__Action item__. Could you copy the data that follows exactly as written, but drop the pictures?

== Segment start ==

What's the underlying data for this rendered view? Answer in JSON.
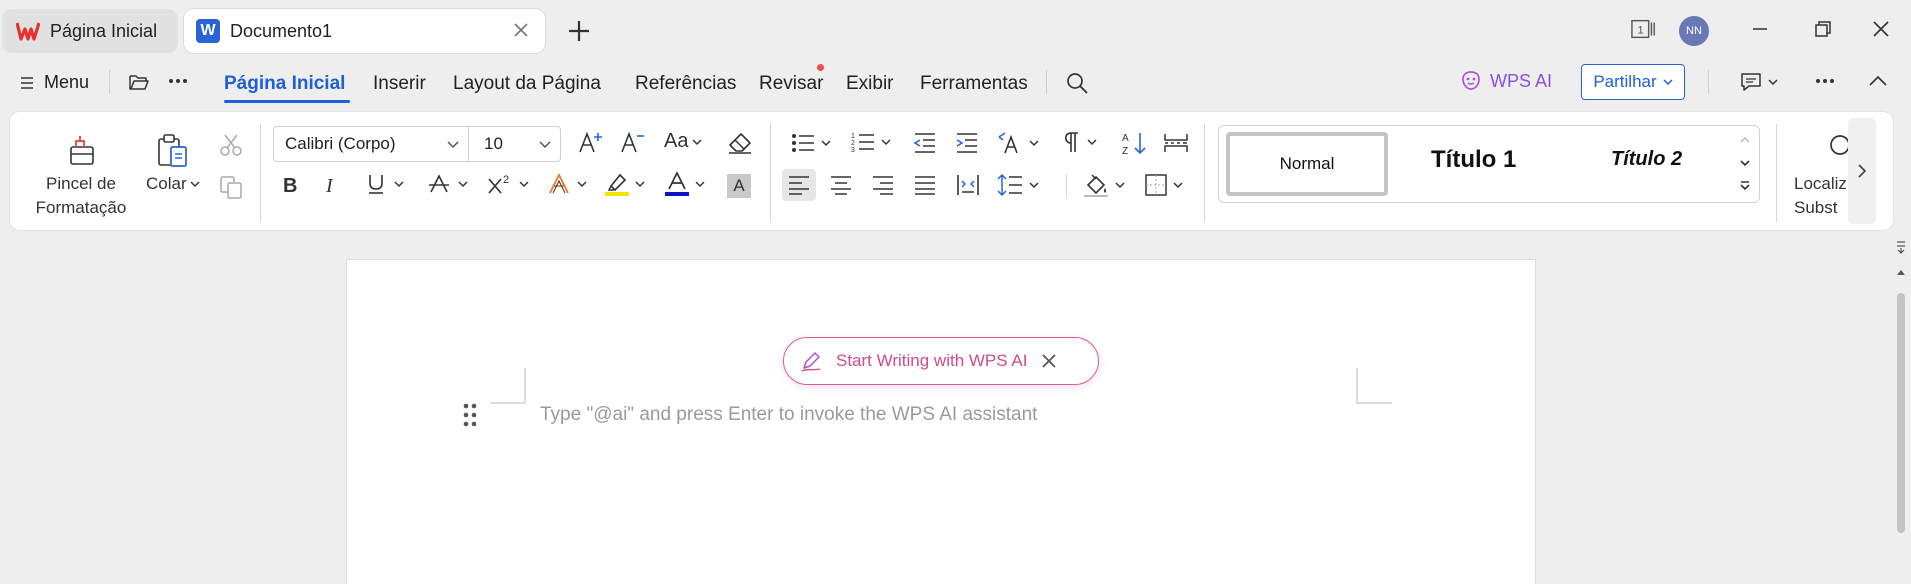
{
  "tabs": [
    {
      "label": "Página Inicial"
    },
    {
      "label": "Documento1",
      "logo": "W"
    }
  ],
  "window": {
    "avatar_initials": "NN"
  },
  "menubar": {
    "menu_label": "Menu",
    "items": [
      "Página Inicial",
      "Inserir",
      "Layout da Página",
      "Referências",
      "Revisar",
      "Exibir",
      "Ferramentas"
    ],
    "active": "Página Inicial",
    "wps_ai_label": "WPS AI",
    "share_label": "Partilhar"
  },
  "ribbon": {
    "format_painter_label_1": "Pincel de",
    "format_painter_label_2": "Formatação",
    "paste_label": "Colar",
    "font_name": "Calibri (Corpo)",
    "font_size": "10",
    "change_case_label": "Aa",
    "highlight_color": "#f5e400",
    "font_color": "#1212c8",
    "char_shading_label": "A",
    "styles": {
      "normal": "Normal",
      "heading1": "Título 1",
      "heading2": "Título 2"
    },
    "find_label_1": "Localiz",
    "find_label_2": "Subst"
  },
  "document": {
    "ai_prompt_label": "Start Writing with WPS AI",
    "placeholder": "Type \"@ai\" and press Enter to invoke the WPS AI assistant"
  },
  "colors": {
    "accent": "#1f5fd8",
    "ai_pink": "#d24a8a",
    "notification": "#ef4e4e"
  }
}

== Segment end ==

__Answer section__.
What's the underlying data for this rendered view? Answer in JSON.
{
  "tabs": [
    {
      "label": "Página Inicial"
    },
    {
      "label": "Documento1",
      "logo": "W"
    }
  ],
  "window": {
    "avatar_initials": "NN"
  },
  "menubar": {
    "menu_label": "Menu",
    "items": [
      "Página Inicial",
      "Inserir",
      "Layout da Página",
      "Referências",
      "Revisar",
      "Exibir",
      "Ferramentas"
    ],
    "active": "Página Inicial",
    "wps_ai_label": "WPS AI",
    "share_label": "Partilhar"
  },
  "ribbon": {
    "format_painter_label_1": "Pincel de",
    "format_painter_label_2": "Formatação",
    "paste_label": "Colar",
    "font_name": "Calibri (Corpo)",
    "font_size": "10",
    "change_case_label": "Aa",
    "highlight_color": "#f5e400",
    "font_color": "#1212c8",
    "char_shading_label": "A",
    "styles": {
      "normal": "Normal",
      "heading1": "Título 1",
      "heading2": "Título 2"
    },
    "find_label_1": "Localiz",
    "find_label_2": "Subst"
  },
  "document": {
    "ai_prompt_label": "Start Writing with WPS AI",
    "placeholder": "Type \"@ai\" and press Enter to invoke the WPS AI assistant"
  },
  "colors": {
    "accent": "#1f5fd8",
    "ai_pink": "#d24a8a",
    "notification": "#ef4e4e"
  }
}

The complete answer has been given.